Shaftbury School raised money for Caring Coins for the Homeless

The Students in each class raised the money in their own unique ways such as coin collections, penny wars, couch searches for change and read-a-thons. The students had fun coming up with these creative ways to raise money for children and youths who are less fortunate than themselves showing how much they care about others. The students realize that although the weather is getting warmer, the needs of the Homeless do not go away.

Veterans Day at Molly Stark Elementary School

Students shared Caring Coins with the Veterans following a wonderful Veterans Day Performance which was thoroughly enjoyed by the Veterans and the Staff. One Vet remarked “It’s so nice to know these kids appreciate us…this little wooden coin will remind me they were here”.

Graduation Ceremony at Spaulding High School in Barre, Vermont

Faculty members shared an I matter…You matter Caring Coin along with a personal reflection with each Graduate prior to them receiving their diplomas. This ceremony touched students, faculty and parents alike and will be repeated each year. One Graduate remarked: “Getting an I Matter, You Matter coin from a teacher at graduation that had helped us through such a big part of our lives meant a lot to me. It was nice to know that I truly matter to a teacher, and it was a nice surprise to everyone that an act of kindness was occurring on such a momentous day!”

Camp Agape. Vermont: “I don’t think I’ll ever take this off”

These words from a camper at Camp Agape, a camp in Cabot, Vermont for children who have experienced having a parent in prison resonate how the Caring Coins are a tangible reminder of caring, connection and hope they receive at Camp Agape. The campers participated in discussions, games, and crafts focusing on caring, respect for self and each other. Each camper received a Caring Coin for themselves and additional coins to Pass On. Frequently, a camper shared a Caring Coin with another camper they felt was having a difficult time. Many campers returned with their coins from previous years which reflects what Camp Agape and the Caring Coins meant to them.
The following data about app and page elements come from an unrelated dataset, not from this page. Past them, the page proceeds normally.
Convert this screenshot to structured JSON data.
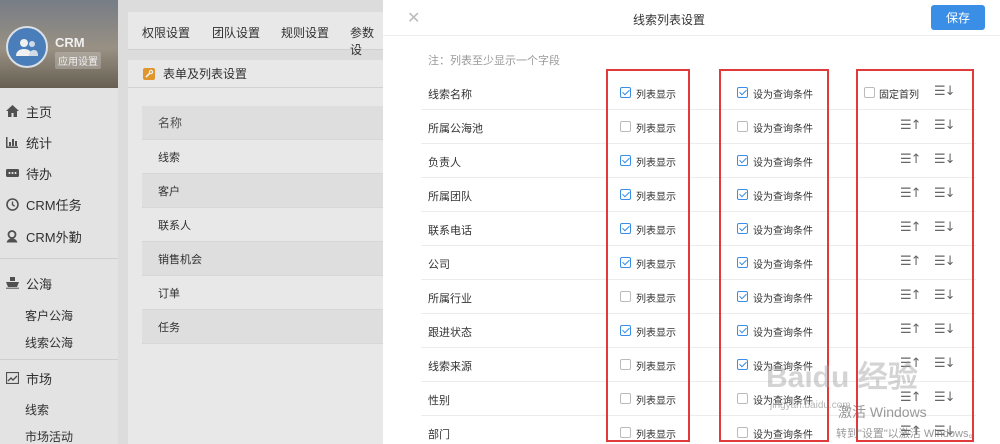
{
  "sidebar": {
    "app_name": "CRM",
    "app_sub": "应用设置",
    "nav": [
      {
        "label": "主页",
        "icon": "home-icon"
      },
      {
        "label": "统计",
        "icon": "chart-icon"
      },
      {
        "label": "待办",
        "icon": "todo-icon"
      },
      {
        "label": "CRM任务",
        "icon": "clock-icon"
      },
      {
        "label": "CRM外勤",
        "icon": "location-icon"
      }
    ],
    "section_public": {
      "label": "公海",
      "icon": "ship-icon",
      "items": [
        "客户公海",
        "线索公海"
      ]
    },
    "section_market": {
      "label": "市场",
      "icon": "trend-icon",
      "items": [
        "线索",
        "市场活动"
      ]
    }
  },
  "background": {
    "tabs": [
      "权限设置",
      "团队设置",
      "规则设置",
      "参数设"
    ],
    "panel_title": "表单及列表设置",
    "table_header": "名称",
    "table_rows": [
      "线索",
      "客户",
      "联系人",
      "销售机会",
      "订单",
      "任务"
    ]
  },
  "modal": {
    "title": "线索列表设置",
    "save_label": "保存",
    "note": "注：列表至少显示一个字段",
    "col_list_label": "列表显示",
    "col_query_label": "设为查询条件",
    "fix_first_label": "固定首列",
    "fields": [
      {
        "name": "线索名称",
        "list": true,
        "query": true
      },
      {
        "name": "所属公海池",
        "list": false,
        "query": false
      },
      {
        "name": "负责人",
        "list": true,
        "query": true
      },
      {
        "name": "所属团队",
        "list": true,
        "query": true
      },
      {
        "name": "联系电话",
        "list": true,
        "query": true
      },
      {
        "name": "公司",
        "list": true,
        "query": true
      },
      {
        "name": "所属行业",
        "list": false,
        "query": true
      },
      {
        "name": "跟进状态",
        "list": true,
        "query": true
      },
      {
        "name": "线索来源",
        "list": false,
        "query": true
      },
      {
        "name": "性别",
        "list": false,
        "query": false
      },
      {
        "name": "部门",
        "list": false,
        "query": false
      }
    ]
  },
  "watermarks": {
    "baidu": "Baidu 经验",
    "baidu_url": "jingyan.baidu.com",
    "win1": "激活 Windows",
    "win2": "转到\"设置\"以激活 Windows。"
  },
  "colors": {
    "accent": "#3a8ee6",
    "annotation": "#e03a3a"
  }
}
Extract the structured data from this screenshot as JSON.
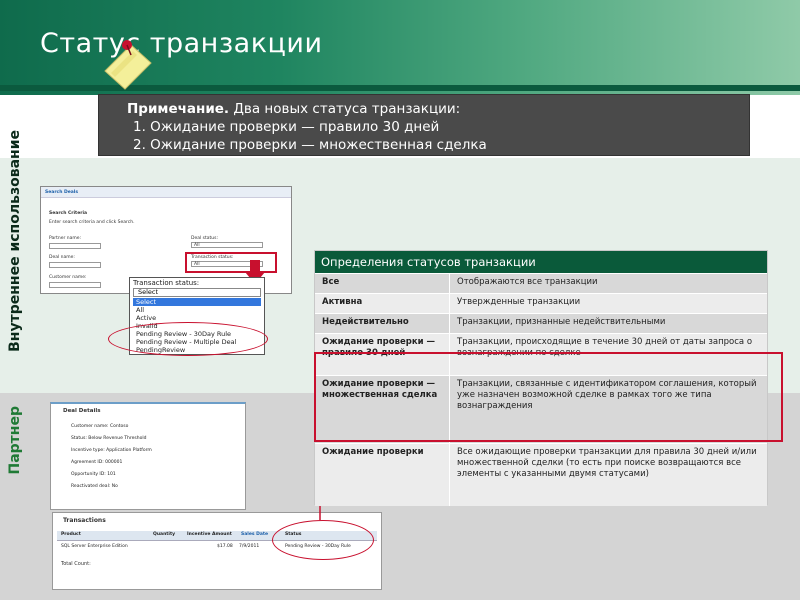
{
  "slide": {
    "title": "Статус транзакции",
    "side_label_inner": "Внутреннее использование",
    "side_label_partner": "Партнер"
  },
  "note": {
    "bold": "Примечание.",
    "text": " Два новых статуса транзакции:",
    "line1": "1. Ожидание проверки — правило 30 дней",
    "line2": "2. Ожидание проверки — множественная сделка"
  },
  "search_deals": {
    "title": "Search Deals",
    "criteria_title": "Search Criteria",
    "instructions": "Enter search criteria and click Search.",
    "partner_label": "Partner name:",
    "deal_status_label": "Deal status:",
    "deal_status_value": "All",
    "deal_name_label": "Deal name:",
    "transaction_status_label": "Transaction status:",
    "transaction_status_value": "All",
    "customer_label": "Customer name:"
  },
  "dropdown": {
    "label": "Transaction status:",
    "selected": "Select",
    "options": [
      "Select",
      "All",
      "Active",
      "Invalid",
      "Pending Review - 30Day Rule",
      "Pending Review - Multiple Deal",
      "PendingReview"
    ]
  },
  "deal_details": {
    "title": "Deal Details",
    "rows": [
      {
        "label": "Customer name:",
        "value": "Contoso"
      },
      {
        "label": "Status:",
        "value": "Below Revenue Threshold"
      },
      {
        "label": "Incentive type:",
        "value": "Application Platform"
      },
      {
        "label": "Agreement ID:",
        "value": "000001"
      },
      {
        "label": "Opportunity ID:",
        "value": "101"
      },
      {
        "label": "Reactivated deal:",
        "value": "No"
      }
    ]
  },
  "transactions": {
    "title": "Transactions",
    "columns": [
      "Product",
      "Quantity",
      "Incentive Amount",
      "Sales Date",
      "Status"
    ],
    "row": [
      "SQL Server Enterprise Edition",
      "",
      "$17.08",
      "7/9/2011",
      "Pending Review - 30Day Rule"
    ],
    "total_label": "Total Count:"
  },
  "definitions": {
    "title": "Определения статусов транзакции",
    "rows": [
      {
        "status": "Все",
        "description": "Отображаются все транзакции"
      },
      {
        "status": "Активна",
        "description": "Утвержденные транзакции"
      },
      {
        "status": "Недействительно",
        "description": "Транзакции, признанные недействительными"
      },
      {
        "status": "Ожидание проверки — правило 30 дней",
        "description": "Транзакции, происходящие в течение 30 дней от даты запроса о вознаграждении по сделке"
      },
      {
        "status": "Ожидание проверки — множественная сделка",
        "description": "Транзакции, связанные с идентификатором соглашения, который уже назначен возможной сделке в рамках того же типа вознаграждения"
      },
      {
        "status": "Ожидание проверки",
        "description": "Все ожидающие проверки транзакции для правила 30 дней и/или множественной сделки (то есть при поиске возвращаются все элементы с указанными двумя статусами)"
      }
    ]
  },
  "colors": {
    "header_dark": "#0f6b4c",
    "table_header": "#0a5a3a",
    "highlight_red": "#c8102e",
    "note_bg": "#4a4a4a"
  }
}
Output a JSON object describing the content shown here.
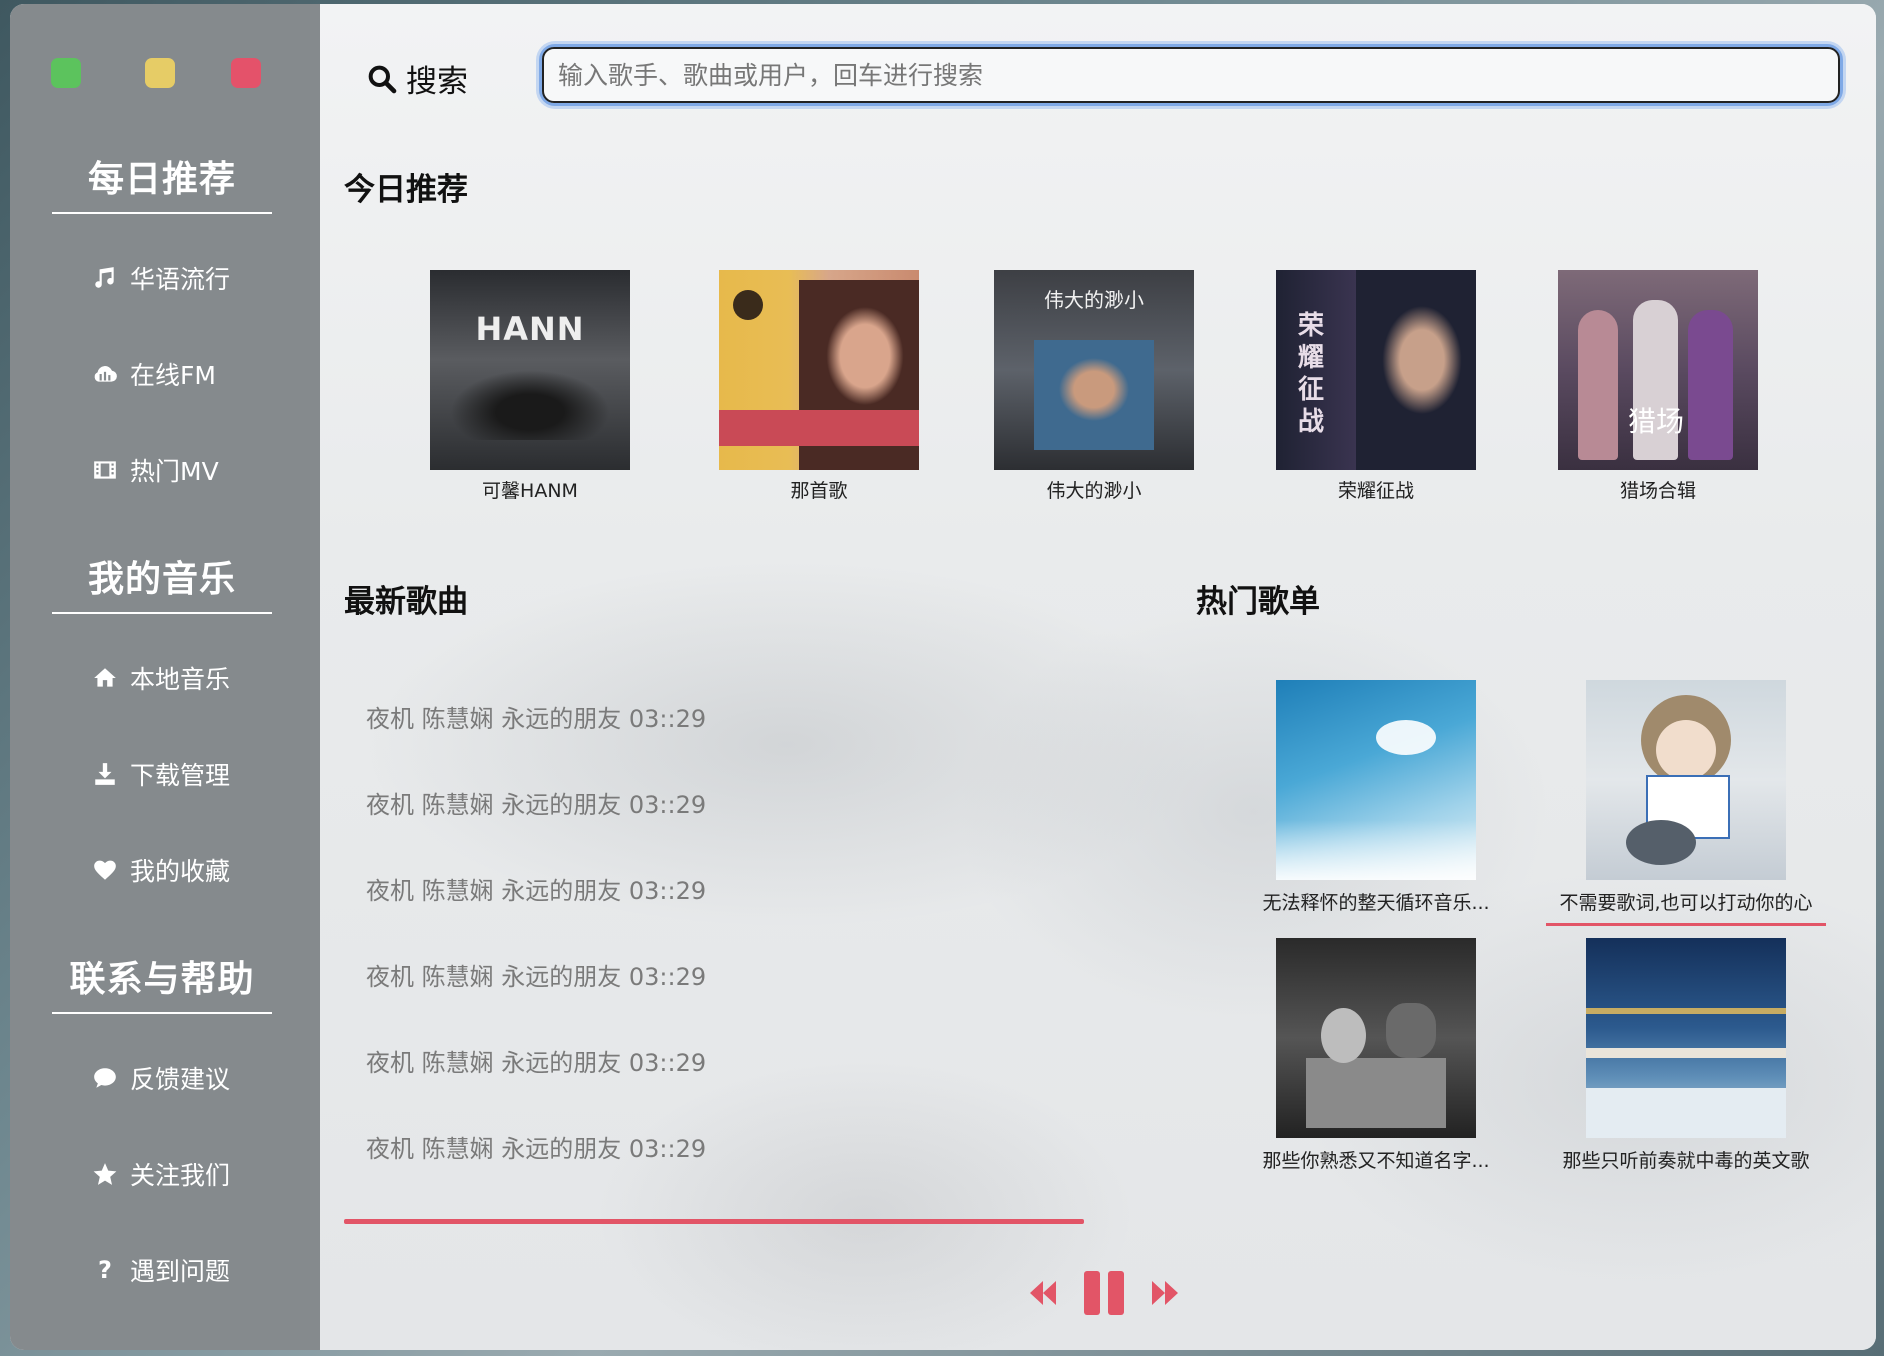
{
  "window": {
    "controls": [
      "green",
      "yellow",
      "red"
    ]
  },
  "sidebar": {
    "sections": [
      {
        "title": "每日推荐",
        "items": [
          {
            "label": "华语流行",
            "icon": "music-note-icon"
          },
          {
            "label": "在线FM",
            "icon": "cloud-icon"
          },
          {
            "label": "热门MV",
            "icon": "film-icon"
          }
        ]
      },
      {
        "title": "我的音乐",
        "items": [
          {
            "label": "本地音乐",
            "icon": "home-icon"
          },
          {
            "label": "下载管理",
            "icon": "download-icon"
          },
          {
            "label": "我的收藏",
            "icon": "heart-icon"
          }
        ]
      },
      {
        "title": "联系与帮助",
        "items": [
          {
            "label": "反馈建议",
            "icon": "comment-icon"
          },
          {
            "label": "关注我们",
            "icon": "star-icon"
          },
          {
            "label": "遇到问题",
            "icon": "question-icon"
          }
        ]
      }
    ]
  },
  "search": {
    "label": "搜索",
    "placeholder": "输入歌手、歌曲或用户，回车进行搜索",
    "value": ""
  },
  "today": {
    "title": "今日推荐",
    "albums": [
      {
        "title": "可馨HANM",
        "cover_text": "HANN"
      },
      {
        "title": "那首歌",
        "cover_text": ""
      },
      {
        "title": "伟大的渺小",
        "cover_text": "伟大的渺小"
      },
      {
        "title": "荣耀征战",
        "cover_text": "荣耀征战"
      },
      {
        "title": "猎场合辑",
        "cover_text": "猎场"
      }
    ]
  },
  "new_songs": {
    "title": "最新歌曲",
    "items": [
      "夜机 陈慧娴 永远的朋友 03::29",
      "夜机 陈慧娴 永远的朋友 03::29",
      "夜机 陈慧娴 永远的朋友 03::29",
      "夜机 陈慧娴 永远的朋友 03::29",
      "夜机 陈慧娴 永远的朋友 03::29",
      "夜机 陈慧娴 永远的朋友 03::29"
    ]
  },
  "hot_playlists": {
    "title": "热门歌单",
    "items": [
      {
        "title": "无法释怀的整天循环音乐..."
      },
      {
        "title": "不需要歌词,也可以打动你的心"
      },
      {
        "title": "那些你熟悉又不知道名字..."
      },
      {
        "title": "那些只听前奏就中毒的英文歌"
      }
    ]
  },
  "colors": {
    "accent": "#e25567",
    "sidebar": "#858a8d",
    "search_focus": "#7fa9e6"
  }
}
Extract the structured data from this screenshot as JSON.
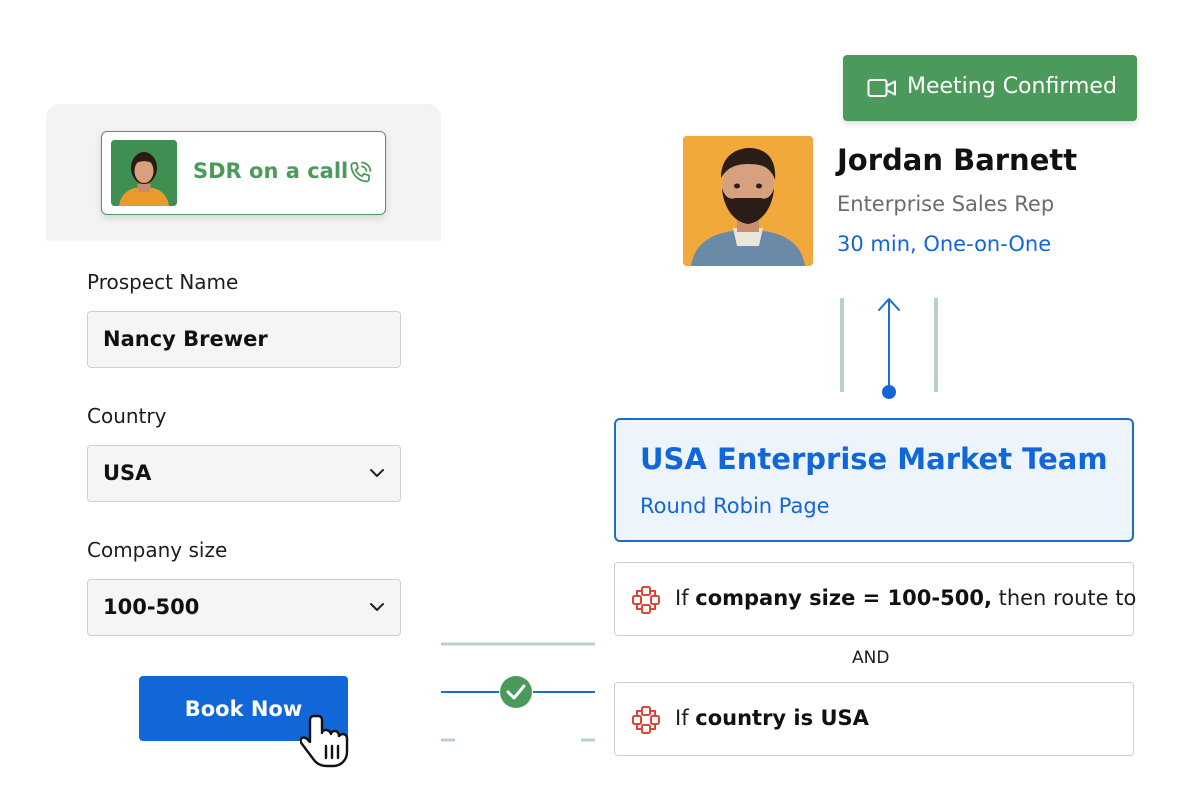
{
  "sdr_status": {
    "label": "SDR on a call",
    "avatar_icon": "person-avatar",
    "call_icon": "phone-ringing-icon",
    "accent_color": "#4c9a5b"
  },
  "form": {
    "prospect_name_label": "Prospect Name",
    "prospect_name_value": "Nancy Brewer",
    "country_label": "Country",
    "country_value": "USA",
    "company_size_label": "Company size",
    "company_size_value": "100-500",
    "book_button": "Book Now"
  },
  "meeting": {
    "status_label": "Meeting Confirmed",
    "status_icon": "video-camera-icon",
    "status_color": "#4c9a5b"
  },
  "rep": {
    "name": "Jordan Barnett",
    "title": "Enterprise Sales Rep",
    "duration": "30 min, One-on-One"
  },
  "team": {
    "title": "USA Enterprise Market Team",
    "subtitle": "Round Robin Page",
    "accent_color": "#1166d8"
  },
  "rules": {
    "rule1_prefix": "If ",
    "rule1_bold": "company size = 100-500,",
    "rule1_suffix": " then route to",
    "joiner": "AND",
    "rule2_prefix": "If ",
    "rule2_bold": "country is USA",
    "rule_icon": "routing-nodes-icon",
    "rule_icon_color": "#d9473a"
  }
}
When the Mudslide occurred in Oso, Washington

some students from Long Trail School in Dorset, Vermont, remembering the devastation of hurricane Irene invited other students in their school to sign caring cards which were attached to Caring Coins they sent to the mud slide victims in Oso, Washington.

Mems Students share Caring Coins with street girls in Mexico

Students at MEMS, Manchester Elementary and Middle School in Manchester, Vermont raised money and collected items for a Program in Mexico City, Mexico helping girls who are living in the streets. The students have shared their mission with all of the schools in the area. The response has been amazing. YANAF I Matter, You Matter Caring Coins and cards and written words of caring and hope on posters were also shared with the girls as reminders of their caring connections.

Veterans Day at Molly Stark Elementary School

Students shared I Matter, You Matter Caring Coins with the Veterans following a wonderful Veterans Day Performance which was thoroughly enjoyed by the Veterans and the Staff. One Vet remarked “It’s so nice to know these kids appreciate us…this little wooden coin will remind me they were here”.

You Are Never Alone (YANAF) joined students from Castleton College

shared hundreds of Caring Coins throughout Vermont at the One Billion Rising Events on Valentine’s Day to protest violence against women around the world as tangible reminders that each person does matter.